Next, if we do not go, we stay. This is not as obvious as it sounds because we think that our good intentions let us hover between going and staying. "Someday I’ll get around to it." We think that if we say it this way, we are not deciding to stay, but we’re just fooling ourselves. If we don’t decide to go, we stay. If we want change to happen, we need to change. This means, of course, facing the Nephilim in our lives.

We need to find voices of faith and encouragement. Joshua and Caleb correctly believed God would give the victory. "If the LORD is pleased with us, he will lead us into that land, a land flowing with milk and honey, and will give it to us. Only do not rebel against the LORD." (Numbers 14:8-9*) Unfortunately, the people did not listen and eventually died without going into the promised land.

Our problem is similar to the one in Joshua’s day. There were more who believed the Nephilim could not be defeated than those who believed God is bigger than our problems. We need to seek out the Joshua and Calebs so that we will be encouraged to trust God more.

As we stand just inside the borders of this new year land, may we encourage and strengthen each other so that our faith becomes stronger everyday. I hope this helps. Be on fire.

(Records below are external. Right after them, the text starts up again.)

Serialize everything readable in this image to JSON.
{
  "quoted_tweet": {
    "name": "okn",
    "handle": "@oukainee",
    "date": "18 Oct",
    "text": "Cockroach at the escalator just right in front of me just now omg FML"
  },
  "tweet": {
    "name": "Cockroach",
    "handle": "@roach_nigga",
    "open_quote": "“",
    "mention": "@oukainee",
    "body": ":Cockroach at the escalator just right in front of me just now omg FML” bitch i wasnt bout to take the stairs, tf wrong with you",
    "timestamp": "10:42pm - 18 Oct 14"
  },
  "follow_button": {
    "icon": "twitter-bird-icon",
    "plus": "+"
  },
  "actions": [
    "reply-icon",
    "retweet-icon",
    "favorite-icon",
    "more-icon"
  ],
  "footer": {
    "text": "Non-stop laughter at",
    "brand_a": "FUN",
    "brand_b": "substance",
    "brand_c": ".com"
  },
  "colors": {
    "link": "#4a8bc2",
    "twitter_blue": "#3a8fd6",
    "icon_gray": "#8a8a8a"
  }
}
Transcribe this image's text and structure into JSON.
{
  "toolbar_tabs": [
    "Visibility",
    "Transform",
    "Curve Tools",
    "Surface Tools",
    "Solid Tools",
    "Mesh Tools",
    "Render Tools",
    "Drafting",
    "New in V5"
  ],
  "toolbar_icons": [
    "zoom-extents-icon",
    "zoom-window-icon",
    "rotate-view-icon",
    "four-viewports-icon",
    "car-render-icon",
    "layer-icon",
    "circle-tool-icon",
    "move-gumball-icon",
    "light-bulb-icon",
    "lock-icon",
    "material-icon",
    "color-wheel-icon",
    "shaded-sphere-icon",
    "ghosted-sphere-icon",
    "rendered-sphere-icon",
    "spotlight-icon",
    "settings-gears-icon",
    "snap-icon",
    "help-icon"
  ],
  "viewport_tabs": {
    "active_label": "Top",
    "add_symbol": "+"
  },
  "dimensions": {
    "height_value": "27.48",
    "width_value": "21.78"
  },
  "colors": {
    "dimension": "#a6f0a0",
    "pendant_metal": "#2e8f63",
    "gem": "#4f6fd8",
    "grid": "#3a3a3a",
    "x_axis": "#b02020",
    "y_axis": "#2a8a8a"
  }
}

OnFire is a weekly letter on authentic faith and character written by Troy Dennis. Troy is the Pastor of Family Ministries at Highfield Baptist Church, Moncton NB Canada. This letter published Jan 4, 2010. Scripture references taken from the New International Version. To subscribe or reply, email Archives are located at Blog located at